*Activity:* Return all lines of the data in which the string "deleted" occurs.

[Saved entries]
[Start of Attachment]

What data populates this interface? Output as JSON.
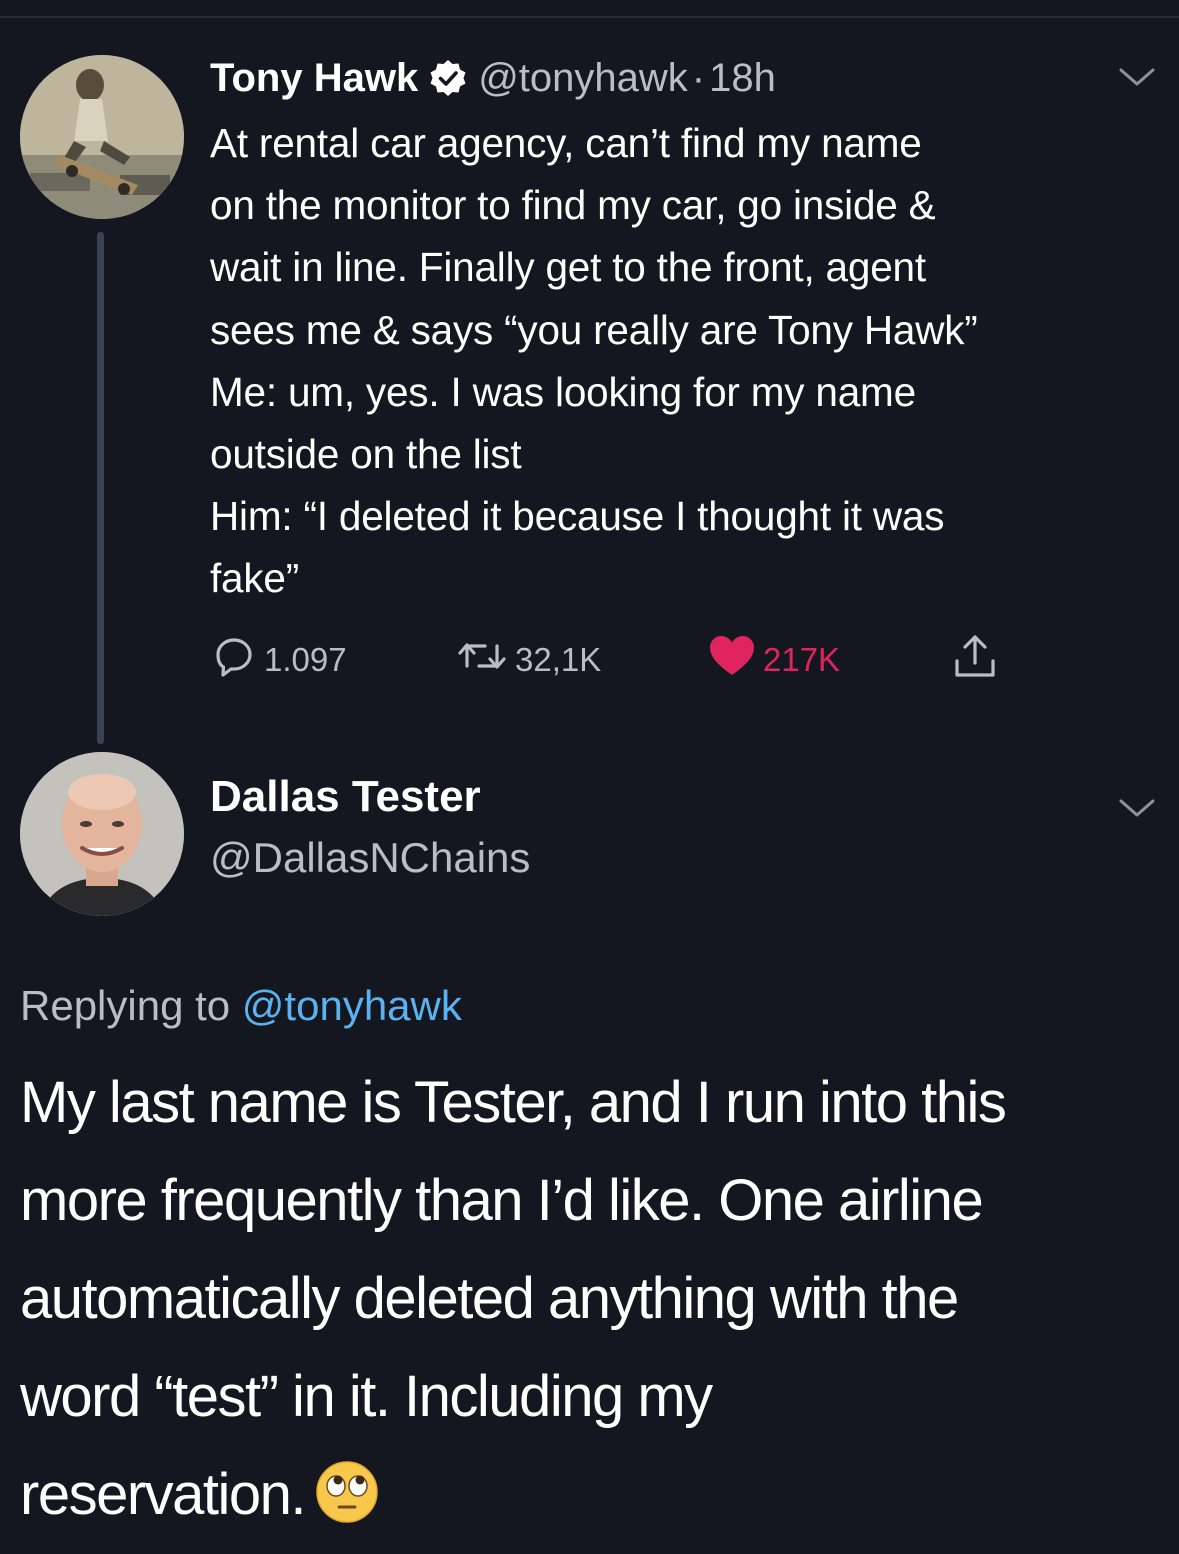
{
  "tweet": {
    "author_name": "Tony Hawk",
    "handle": "@tonyhawk",
    "separator": "·",
    "time": "18h",
    "verified": true,
    "body_lines": [
      "At rental car agency, can’t find my name",
      "on the monitor to find my car, go inside &",
      "wait in line. Finally get to the front, agent",
      "sees me & says “you really are Tony Hawk”",
      "Me: um, yes. I was looking for my name",
      "outside on the list",
      "Him: “I deleted it because I thought it was",
      "fake”"
    ],
    "actions": {
      "replies": "1.097",
      "retweets": "32,1K",
      "likes": "217K"
    },
    "colors": {
      "like": "#e0245e",
      "verified": "#ffffff"
    }
  },
  "reply": {
    "author_name": "Dallas Tester",
    "handle": "@DallasNChains",
    "replying_prefix": "Replying to",
    "replying_mention": "@tonyhawk",
    "body_lines": [
      "My last name is Tester, and I run into this",
      "more frequently than I’d like. One airline",
      "automatically deleted anything with the",
      "word “test” in it. Including my",
      "reservation."
    ],
    "emoji": "face-with-rolling-eyes",
    "colors": {
      "mention": "#5bb2f0"
    }
  }
}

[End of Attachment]

*Exercise result:*
      "Him: “I deleted it because I thought it was",
      "automatically deleted anything with the",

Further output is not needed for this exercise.